• _YOUR GOAL_: Go through the lines below. Copy those with "家电维修大师".

(Component data from apps and pages)
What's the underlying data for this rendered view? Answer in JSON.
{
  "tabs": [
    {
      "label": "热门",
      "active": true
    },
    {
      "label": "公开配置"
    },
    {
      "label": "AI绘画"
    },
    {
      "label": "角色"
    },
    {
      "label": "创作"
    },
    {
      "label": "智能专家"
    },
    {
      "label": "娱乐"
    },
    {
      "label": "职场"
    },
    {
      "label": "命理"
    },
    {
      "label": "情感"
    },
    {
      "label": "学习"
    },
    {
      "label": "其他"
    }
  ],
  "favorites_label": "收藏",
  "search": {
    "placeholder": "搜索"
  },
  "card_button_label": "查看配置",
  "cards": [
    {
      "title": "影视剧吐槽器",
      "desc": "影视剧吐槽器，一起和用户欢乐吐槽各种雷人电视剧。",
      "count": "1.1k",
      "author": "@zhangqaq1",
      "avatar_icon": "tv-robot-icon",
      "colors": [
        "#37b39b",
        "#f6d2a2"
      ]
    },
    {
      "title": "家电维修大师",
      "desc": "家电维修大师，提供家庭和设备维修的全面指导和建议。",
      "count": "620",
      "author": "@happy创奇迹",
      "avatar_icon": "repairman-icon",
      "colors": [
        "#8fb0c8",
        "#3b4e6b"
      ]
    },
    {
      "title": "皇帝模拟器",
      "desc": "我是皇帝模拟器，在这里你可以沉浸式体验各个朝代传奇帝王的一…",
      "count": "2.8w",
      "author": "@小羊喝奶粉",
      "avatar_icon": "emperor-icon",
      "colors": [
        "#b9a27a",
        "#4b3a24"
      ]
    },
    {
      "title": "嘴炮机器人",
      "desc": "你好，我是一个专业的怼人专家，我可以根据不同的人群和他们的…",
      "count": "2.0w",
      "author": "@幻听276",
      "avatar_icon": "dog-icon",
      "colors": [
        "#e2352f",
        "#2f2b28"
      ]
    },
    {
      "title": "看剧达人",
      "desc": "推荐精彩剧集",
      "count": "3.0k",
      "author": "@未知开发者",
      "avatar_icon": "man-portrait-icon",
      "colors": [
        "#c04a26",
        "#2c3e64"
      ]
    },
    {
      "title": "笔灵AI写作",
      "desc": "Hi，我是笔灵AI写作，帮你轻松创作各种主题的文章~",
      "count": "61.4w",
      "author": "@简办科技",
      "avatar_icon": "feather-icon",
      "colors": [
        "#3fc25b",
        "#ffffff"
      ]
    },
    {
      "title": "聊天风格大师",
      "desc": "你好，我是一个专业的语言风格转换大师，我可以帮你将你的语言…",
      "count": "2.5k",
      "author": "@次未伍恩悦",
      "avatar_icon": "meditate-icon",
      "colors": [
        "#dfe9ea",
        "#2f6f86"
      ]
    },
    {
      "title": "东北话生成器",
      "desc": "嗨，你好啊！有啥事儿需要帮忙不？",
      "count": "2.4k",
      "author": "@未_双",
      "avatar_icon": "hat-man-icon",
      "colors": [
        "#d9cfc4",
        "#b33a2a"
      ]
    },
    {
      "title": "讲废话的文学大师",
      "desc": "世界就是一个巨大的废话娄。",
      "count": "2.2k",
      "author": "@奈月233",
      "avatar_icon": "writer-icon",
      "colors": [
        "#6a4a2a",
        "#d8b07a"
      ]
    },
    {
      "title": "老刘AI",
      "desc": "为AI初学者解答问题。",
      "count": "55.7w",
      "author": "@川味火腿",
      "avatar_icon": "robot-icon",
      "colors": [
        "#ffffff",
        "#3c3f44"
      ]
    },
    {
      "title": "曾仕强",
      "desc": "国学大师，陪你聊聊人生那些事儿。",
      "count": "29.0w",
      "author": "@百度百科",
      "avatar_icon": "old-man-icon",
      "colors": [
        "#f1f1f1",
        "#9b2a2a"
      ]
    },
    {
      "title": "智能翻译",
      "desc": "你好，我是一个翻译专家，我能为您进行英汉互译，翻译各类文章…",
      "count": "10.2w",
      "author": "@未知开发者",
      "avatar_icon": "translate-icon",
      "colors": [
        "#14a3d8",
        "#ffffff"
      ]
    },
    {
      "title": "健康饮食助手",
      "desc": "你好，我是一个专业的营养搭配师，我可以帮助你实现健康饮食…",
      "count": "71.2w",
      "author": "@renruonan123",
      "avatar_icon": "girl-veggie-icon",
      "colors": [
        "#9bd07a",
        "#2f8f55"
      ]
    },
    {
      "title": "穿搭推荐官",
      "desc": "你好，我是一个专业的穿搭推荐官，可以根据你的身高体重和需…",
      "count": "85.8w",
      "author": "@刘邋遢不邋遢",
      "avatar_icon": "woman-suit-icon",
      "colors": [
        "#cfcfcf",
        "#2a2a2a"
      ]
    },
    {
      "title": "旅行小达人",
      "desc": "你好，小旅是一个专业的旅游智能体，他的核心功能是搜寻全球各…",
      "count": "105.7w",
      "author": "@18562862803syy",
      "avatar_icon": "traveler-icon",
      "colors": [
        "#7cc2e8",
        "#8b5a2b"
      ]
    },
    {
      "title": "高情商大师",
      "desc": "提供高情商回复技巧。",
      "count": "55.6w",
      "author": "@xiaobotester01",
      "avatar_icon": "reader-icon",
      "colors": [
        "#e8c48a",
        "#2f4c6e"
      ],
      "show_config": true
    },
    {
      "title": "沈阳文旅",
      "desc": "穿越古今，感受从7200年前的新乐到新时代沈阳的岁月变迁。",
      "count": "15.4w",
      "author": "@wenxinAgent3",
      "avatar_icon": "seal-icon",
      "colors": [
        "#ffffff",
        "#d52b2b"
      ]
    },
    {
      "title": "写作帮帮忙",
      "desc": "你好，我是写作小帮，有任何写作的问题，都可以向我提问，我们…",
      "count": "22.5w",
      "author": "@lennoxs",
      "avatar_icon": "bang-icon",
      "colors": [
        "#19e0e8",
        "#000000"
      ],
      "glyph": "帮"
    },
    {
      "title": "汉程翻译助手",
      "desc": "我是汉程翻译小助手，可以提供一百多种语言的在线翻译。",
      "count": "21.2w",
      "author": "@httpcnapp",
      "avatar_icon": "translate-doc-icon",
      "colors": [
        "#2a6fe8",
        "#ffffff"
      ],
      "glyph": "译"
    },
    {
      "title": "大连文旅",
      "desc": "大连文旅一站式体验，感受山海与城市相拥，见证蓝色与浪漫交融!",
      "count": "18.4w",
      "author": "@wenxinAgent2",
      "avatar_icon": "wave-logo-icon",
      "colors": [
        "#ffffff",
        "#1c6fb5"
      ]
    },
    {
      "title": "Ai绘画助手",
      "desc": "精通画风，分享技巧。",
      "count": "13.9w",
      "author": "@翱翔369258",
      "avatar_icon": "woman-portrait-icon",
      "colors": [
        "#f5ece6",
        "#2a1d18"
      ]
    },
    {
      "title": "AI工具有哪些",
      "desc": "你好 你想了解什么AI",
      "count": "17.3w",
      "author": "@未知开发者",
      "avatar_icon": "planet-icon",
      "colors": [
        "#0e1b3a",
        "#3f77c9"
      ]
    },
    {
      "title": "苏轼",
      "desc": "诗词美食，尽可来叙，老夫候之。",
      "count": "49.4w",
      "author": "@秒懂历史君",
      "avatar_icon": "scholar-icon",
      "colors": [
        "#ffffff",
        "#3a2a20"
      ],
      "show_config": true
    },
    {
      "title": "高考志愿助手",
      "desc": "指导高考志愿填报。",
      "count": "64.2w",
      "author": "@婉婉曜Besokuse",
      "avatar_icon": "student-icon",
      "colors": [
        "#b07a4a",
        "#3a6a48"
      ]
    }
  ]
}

• _TASK RESULT_:
      "title": "家电维修大师",
      "desc": "家电维修大师，提供家庭和设备维修的全面指导和建议。",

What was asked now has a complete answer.